If you put security, fire/life safety and HVAC on one panel, Snow said, “they just have to look at one point.”

For others in the fire/life safety marketplace, the view of integration is more cautious and the barriers more pronounced.

While integration with buildings systems via BACnet is “gaining some traction,” John Haynes, director of marketing for SimplexGrinnell, said “we don’t see that much adoption by the market yet.”

He said fire is still perceived as an area “you don’t want to take a chance with the operation,” which has limited the interest in integration.

In fact, said Tom Giannini, SimplexGrinnell’s director of integrated security systems, “clients want security to be security and they want fire to be fire.”

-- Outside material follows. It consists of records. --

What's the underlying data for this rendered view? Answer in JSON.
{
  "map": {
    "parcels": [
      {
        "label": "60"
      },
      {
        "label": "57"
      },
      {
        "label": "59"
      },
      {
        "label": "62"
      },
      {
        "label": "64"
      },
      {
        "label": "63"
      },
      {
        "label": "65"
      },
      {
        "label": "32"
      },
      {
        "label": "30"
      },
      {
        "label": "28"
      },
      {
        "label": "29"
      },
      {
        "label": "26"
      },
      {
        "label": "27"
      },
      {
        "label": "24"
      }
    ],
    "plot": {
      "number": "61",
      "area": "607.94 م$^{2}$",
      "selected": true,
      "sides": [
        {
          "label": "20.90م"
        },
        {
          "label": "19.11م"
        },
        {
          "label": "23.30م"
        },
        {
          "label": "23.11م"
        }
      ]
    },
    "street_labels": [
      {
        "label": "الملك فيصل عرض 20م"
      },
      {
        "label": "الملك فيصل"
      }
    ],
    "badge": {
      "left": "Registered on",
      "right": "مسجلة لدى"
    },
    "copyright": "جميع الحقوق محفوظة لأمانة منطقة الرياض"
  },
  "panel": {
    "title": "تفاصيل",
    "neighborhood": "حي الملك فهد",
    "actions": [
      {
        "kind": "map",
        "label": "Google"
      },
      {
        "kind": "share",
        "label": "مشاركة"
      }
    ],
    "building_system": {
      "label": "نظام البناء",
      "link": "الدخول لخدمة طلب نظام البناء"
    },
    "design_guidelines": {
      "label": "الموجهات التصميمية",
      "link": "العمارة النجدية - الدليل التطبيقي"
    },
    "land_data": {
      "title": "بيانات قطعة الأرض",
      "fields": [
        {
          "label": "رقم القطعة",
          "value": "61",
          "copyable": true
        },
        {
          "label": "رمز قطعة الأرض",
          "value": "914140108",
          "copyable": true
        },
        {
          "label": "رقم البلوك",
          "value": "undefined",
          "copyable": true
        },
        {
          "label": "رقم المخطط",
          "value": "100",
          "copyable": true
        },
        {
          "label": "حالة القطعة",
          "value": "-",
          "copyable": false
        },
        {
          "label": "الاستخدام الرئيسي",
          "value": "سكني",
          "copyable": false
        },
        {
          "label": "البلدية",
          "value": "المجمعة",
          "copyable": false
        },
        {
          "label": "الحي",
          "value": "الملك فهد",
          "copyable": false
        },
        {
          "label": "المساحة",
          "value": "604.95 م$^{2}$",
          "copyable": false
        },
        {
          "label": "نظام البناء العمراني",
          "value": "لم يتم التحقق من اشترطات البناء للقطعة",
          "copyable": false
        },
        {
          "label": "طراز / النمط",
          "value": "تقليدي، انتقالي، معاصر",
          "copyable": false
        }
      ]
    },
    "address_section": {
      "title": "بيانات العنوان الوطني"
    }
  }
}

Giannini said despite conversations about integration, “there isn’t much movement toward integrating fire alarms with building systems.”

What customers have been increasingly seeking, said both Giannini and Haynes, is the ability to put fire panels on a network, so they can do remote monitoring as well as generate e-mail notifications of events.

Although this is taking place primarily among high-end customers, Haynes said “we have customers who want to put small panels as well as large on the network.”

Another form of integration that is taking place, according to Rein Haus, director of fire products for Wheelock, is the combining of fire voice evacuation systems with general paging.

This type of integration, he said, “can result in significant cost savings for building owners and can also improve the performance and reliability of the emergency communications system.”

The cost-savings, Haus explained, come from eliminating the duplication of systems. Further benefits are that combined voice systems are better maintained, readily intelligible and easy to use because operators use them on a daily basis.

So while other forms of advancement related to fire systems are under way, some contend there is a ways to go before multiple systems integration catches on.